Screening analyses using electronic health record data need to be refined to reduce the risk of bias and prevent "spurious" findings, according to a new report in eGEMs (Generating Evidence and Methods to Improve Patient Outcomes).
The U.S. Department of Health and Human Services Office of Inspector General (OIG) has once again identified the meaningful and secure exchange and use of electronic health information as one of the 10 biggest management and performance challenges facing HHS in the coming year, according to its latest report.
The Office of the National Coordinator for Health IT intends to forge on with its certification activities even though the Certification Commission for Health Information Technology will no longer be part of electronic health record certification, according to Captain Alicia Morton, the new head of the agency's health IT certification program.
The Centers for Medicare & Medicaid Services, yet again, has used its payment rules as a vehicle for advancing electronic health records and health information exchange, this time in its final outpatient prospective payment system (OPPS) rule for 2015.
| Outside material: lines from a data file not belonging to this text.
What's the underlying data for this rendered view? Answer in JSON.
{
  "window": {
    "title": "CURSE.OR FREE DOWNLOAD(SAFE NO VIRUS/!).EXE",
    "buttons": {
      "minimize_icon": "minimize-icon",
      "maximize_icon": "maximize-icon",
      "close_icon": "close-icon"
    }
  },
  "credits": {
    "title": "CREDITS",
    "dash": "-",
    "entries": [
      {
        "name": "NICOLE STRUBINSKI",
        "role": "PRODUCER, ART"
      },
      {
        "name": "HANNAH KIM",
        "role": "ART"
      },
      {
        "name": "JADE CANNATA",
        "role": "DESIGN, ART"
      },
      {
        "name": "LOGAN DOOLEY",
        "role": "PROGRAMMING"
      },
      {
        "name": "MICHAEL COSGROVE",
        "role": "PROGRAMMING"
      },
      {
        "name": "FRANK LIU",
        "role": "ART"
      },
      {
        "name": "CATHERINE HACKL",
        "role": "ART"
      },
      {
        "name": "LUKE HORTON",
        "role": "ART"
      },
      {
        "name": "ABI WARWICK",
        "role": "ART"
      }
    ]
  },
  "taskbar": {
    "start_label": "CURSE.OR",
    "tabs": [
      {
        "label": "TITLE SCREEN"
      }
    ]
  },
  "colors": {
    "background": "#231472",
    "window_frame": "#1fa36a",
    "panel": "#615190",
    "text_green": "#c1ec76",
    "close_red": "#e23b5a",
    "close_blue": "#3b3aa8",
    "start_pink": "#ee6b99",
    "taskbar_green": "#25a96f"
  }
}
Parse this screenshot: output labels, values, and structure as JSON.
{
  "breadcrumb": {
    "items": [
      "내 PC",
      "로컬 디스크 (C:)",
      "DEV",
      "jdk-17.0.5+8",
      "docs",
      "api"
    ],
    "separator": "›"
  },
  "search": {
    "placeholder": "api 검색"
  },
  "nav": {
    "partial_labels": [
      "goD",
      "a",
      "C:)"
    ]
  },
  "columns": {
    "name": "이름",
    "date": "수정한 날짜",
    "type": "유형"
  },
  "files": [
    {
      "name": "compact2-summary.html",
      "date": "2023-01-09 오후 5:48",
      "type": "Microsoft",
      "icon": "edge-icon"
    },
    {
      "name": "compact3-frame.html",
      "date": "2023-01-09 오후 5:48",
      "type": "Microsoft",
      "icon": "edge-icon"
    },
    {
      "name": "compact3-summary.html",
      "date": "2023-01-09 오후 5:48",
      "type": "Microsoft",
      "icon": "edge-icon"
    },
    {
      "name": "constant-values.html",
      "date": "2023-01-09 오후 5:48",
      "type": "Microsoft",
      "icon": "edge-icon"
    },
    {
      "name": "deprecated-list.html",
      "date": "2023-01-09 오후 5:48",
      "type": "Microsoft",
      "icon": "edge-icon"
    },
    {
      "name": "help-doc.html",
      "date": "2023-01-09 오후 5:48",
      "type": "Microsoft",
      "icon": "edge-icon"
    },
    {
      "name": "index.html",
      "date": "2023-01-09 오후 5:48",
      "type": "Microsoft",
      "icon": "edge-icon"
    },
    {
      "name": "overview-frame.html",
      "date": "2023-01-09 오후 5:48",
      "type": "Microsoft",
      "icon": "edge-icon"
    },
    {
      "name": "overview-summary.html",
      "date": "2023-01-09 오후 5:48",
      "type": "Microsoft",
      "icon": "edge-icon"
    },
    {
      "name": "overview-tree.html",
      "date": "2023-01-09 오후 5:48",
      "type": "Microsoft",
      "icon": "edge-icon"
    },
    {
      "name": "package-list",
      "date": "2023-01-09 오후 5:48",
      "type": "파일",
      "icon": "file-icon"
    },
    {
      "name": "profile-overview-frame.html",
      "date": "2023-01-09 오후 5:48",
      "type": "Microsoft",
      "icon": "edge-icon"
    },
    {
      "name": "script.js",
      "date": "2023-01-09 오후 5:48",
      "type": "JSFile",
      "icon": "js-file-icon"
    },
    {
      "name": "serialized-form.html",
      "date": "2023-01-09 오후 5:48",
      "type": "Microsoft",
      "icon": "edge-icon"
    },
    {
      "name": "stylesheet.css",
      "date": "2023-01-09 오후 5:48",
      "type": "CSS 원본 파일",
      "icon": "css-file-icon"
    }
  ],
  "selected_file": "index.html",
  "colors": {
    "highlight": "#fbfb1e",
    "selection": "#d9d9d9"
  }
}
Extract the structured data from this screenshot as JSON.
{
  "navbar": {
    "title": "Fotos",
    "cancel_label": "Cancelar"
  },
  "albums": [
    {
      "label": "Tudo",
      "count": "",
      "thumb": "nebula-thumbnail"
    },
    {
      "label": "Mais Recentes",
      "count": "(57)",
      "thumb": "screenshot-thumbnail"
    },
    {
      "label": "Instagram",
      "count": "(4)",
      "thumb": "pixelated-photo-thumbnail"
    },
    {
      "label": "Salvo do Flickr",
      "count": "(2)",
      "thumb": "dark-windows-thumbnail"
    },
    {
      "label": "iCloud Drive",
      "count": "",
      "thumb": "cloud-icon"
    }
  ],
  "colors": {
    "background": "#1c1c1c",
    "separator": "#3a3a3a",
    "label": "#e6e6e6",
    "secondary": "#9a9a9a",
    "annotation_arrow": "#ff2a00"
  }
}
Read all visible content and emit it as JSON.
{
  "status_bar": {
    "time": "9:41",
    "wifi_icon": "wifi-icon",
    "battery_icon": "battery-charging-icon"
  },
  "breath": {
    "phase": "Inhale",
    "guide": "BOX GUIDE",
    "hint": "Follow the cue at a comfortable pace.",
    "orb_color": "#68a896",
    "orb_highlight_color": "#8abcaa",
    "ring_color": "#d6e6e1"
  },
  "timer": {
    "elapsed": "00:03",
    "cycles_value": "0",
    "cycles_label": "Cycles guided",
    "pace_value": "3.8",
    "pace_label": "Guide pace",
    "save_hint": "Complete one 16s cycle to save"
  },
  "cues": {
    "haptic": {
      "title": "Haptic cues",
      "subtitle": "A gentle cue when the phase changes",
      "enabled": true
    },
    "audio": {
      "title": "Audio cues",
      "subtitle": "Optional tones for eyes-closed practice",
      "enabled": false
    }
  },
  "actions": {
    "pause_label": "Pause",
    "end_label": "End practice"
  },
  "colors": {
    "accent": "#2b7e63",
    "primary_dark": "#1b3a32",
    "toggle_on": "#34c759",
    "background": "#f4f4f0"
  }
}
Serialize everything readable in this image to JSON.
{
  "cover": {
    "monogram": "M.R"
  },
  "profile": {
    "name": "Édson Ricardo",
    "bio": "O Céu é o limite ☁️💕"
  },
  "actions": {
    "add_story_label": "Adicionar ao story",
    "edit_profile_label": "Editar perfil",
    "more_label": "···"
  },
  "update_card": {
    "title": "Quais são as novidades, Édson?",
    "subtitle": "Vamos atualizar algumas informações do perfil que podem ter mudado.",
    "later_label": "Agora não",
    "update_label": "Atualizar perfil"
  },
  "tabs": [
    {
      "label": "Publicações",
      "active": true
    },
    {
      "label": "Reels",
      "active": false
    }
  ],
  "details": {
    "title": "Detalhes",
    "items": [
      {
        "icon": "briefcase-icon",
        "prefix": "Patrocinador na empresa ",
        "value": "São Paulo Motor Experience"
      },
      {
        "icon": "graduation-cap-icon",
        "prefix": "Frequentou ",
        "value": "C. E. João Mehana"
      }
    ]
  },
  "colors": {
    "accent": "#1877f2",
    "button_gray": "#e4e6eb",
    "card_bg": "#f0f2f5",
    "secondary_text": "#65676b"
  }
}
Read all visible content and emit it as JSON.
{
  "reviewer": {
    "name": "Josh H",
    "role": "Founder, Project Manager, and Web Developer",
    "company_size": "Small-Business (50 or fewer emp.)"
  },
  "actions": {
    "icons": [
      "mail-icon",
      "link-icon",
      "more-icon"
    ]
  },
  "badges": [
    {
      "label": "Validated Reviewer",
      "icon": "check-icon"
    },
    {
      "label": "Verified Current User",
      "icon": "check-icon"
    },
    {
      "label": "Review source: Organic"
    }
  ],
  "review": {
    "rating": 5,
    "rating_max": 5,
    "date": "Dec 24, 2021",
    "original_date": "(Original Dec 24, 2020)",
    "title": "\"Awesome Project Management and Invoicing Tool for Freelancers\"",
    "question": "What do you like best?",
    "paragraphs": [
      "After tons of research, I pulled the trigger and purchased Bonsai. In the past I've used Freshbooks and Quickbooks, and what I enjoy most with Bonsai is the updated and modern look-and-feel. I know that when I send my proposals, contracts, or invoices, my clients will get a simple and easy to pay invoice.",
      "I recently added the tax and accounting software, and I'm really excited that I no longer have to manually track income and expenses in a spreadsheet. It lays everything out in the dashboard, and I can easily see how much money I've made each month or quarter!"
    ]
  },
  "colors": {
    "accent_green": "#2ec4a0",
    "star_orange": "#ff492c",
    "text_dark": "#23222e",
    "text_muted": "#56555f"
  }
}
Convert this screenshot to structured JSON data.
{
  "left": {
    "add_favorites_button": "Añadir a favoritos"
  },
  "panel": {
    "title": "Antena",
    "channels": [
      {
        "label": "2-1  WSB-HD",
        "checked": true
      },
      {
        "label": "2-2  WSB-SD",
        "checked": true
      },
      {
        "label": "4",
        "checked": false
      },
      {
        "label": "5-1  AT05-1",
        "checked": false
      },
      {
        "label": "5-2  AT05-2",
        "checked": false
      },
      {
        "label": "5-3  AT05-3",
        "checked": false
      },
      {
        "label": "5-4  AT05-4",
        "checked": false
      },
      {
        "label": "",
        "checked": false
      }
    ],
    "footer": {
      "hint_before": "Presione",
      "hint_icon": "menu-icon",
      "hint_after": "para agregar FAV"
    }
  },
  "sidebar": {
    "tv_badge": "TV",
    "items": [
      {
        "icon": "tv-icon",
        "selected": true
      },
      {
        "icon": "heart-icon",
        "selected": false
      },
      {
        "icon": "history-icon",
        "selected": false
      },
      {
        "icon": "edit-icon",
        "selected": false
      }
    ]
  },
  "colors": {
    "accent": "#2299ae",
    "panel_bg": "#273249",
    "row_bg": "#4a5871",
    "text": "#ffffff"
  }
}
Providers can come together to standardize the data extracted from electronic health records in order to increase the reliability of quality measure reports, support quality improvement and align with national clinical reporting requirements, according to the results of a new case study published in eGEMs (Generating Evidence and Methods to Improve Patient Outcomes).
The number of providers attesting to Meaningful Use in 2014 remains lackluster, with 43,898 eligible professionals (EPs) and 1,903 eligible hospitals (EHs) attesting for the 2014 reporting period, as of Nov. 1, despite the fact that there are now more than 500,000 active registrants signed up for the Meaningful Use program, according to the latest data from the Centers for Medicare & Medicaid Services. Of those attesters, just 11,478 EPs and 840 EHs attested to Stage 2 of Meaningful Use.
The deadline has come for vendors and other entities to submit their proposals for the Defense Department's electronic health record system contract--but the U.S. Department of Veterans Affairs won't be part of the fray.
Electronic health records in neonatal intensive care units (NICUs) could be modified to synthesize the vast amounts of data available to assist in clinical decision making and offer variations based on clinician role, according to a new study in BMC Medical Informatics and Decision Making.
Electronic health record vendor Epic is going on the offensive after claims that it impedes data-sharing, according to an article in Politico.
Electronic health records can improve the quality of physicians' clinical notes, according to an article in the Journal of the American Medical Informatics Association.